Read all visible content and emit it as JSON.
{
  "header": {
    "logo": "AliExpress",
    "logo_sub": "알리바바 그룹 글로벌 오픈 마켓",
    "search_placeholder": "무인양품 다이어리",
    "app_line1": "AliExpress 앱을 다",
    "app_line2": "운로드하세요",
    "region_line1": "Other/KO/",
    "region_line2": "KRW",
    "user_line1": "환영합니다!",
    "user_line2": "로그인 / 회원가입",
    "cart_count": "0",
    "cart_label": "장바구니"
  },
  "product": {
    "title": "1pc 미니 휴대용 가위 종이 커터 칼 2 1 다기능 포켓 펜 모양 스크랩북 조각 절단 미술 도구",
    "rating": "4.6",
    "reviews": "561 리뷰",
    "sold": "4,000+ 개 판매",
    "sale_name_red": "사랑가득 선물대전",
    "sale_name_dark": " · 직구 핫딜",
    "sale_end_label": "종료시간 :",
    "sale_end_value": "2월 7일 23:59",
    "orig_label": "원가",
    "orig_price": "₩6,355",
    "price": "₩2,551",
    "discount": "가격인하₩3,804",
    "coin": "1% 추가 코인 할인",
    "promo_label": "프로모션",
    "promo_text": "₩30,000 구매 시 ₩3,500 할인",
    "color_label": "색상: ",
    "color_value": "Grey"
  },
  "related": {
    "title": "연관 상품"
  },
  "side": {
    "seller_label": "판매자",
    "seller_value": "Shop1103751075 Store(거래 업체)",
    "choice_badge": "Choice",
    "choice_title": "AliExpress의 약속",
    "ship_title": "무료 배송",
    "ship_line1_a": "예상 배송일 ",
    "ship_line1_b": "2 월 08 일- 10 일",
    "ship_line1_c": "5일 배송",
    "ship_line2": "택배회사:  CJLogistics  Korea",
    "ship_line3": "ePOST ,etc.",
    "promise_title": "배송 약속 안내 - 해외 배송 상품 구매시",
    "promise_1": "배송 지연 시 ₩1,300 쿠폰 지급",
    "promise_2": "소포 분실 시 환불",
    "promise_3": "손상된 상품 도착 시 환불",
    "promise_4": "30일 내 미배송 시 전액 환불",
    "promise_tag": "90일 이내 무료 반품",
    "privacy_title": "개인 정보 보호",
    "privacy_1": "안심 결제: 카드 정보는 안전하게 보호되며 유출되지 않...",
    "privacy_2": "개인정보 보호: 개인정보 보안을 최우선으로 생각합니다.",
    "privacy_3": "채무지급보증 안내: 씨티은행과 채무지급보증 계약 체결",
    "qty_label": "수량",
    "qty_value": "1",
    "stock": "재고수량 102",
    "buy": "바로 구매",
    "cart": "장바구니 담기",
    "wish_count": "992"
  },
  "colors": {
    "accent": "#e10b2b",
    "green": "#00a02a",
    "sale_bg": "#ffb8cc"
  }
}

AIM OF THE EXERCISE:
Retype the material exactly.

FINISHED EXERCISE:
Read all visible content and emit it as JSON.
{
  "header": {
    "logo": "AliExpress",
    "logo_sub": "알리바바 그룹 글로벌 오픈 마켓",
    "search_placeholder": "무인양품 다이어리",
    "app_line1": "AliExpress 앱을 다",
    "app_line2": "운로드하세요",
    "region_line1": "Other/KO/",
    "region_line2": "KRW",
    "user_line1": "환영합니다!",
    "user_line2": "로그인 / 회원가입",
    "cart_count": "0",
    "cart_label": "장바구니"
  },
  "product": {
    "title": "1pc 미니 휴대용 가위 종이 커터 칼 2 1 다기능 포켓 펜 모양 스크랩북 조각 절단 미술 도구",
    "rating": "4.6",
    "reviews": "561 리뷰",
    "sold": "4,000+ 개 판매",
    "sale_name_red": "사랑가득 선물대전",
    "sale_name_dark": " · 직구 핫딜",
    "sale_end_label": "종료시간 :",
    "sale_end_value": "2월 7일 23:59",
    "orig_label": "원가",
    "orig_price": "₩6,355",
    "price": "₩2,551",
    "discount": "가격인하₩3,804",
    "coin": "1% 추가 코인 할인",
    "promo_label": "프로모션",
    "promo_text": "₩30,000 구매 시 ₩3,500 할인",
    "color_label": "색상: ",
    "color_value": "Grey"
  },
  "related": {
    "title": "연관 상품"
  },
  "side": {
    "seller_label": "판매자",
    "seller_value": "Shop1103751075 Store(거래 업체)",
    "choice_badge": "Choice",
    "choice_title": "AliExpress의 약속",
    "ship_title": "무료 배송",
    "ship_line1_a": "예상 배송일 ",
    "ship_line1_b": "2 월 08 일- 10 일",
    "ship_line1_c": "5일 배송",
    "ship_line2": "택배회사:  CJLogistics  Korea",
    "ship_line3": "ePOST ,etc.",
    "promise_title": "배송 약속 안내 - 해외 배송 상품 구매시",
    "promise_1": "배송 지연 시 ₩1,300 쿠폰 지급",
    "promise_2": "소포 분실 시 환불",
    "promise_3": "손상된 상품 도착 시 환불",
    "promise_4": "30일 내 미배송 시 전액 환불",
    "promise_tag": "90일 이내 무료 반품",
    "privacy_title": "개인 정보 보호",
    "privacy_1": "안심 결제: 카드 정보는 안전하게 보호되며 유출되지 않...",
    "privacy_2": "개인정보 보호: 개인정보 보안을 최우선으로 생각합니다.",
    "privacy_3": "채무지급보증 안내: 씨티은행과 채무지급보증 계약 체결",
    "qty_label": "수량",
    "qty_value": "1",
    "stock": "재고수량 102",
    "buy": "바로 구매",
    "cart": "장바구니 담기",
    "wish_count": "992"
  },
  "colors": {
    "accent": "#e10b2b",
    "green": "#00a02a",
    "sale_bg": "#ffb8cc"
  }
}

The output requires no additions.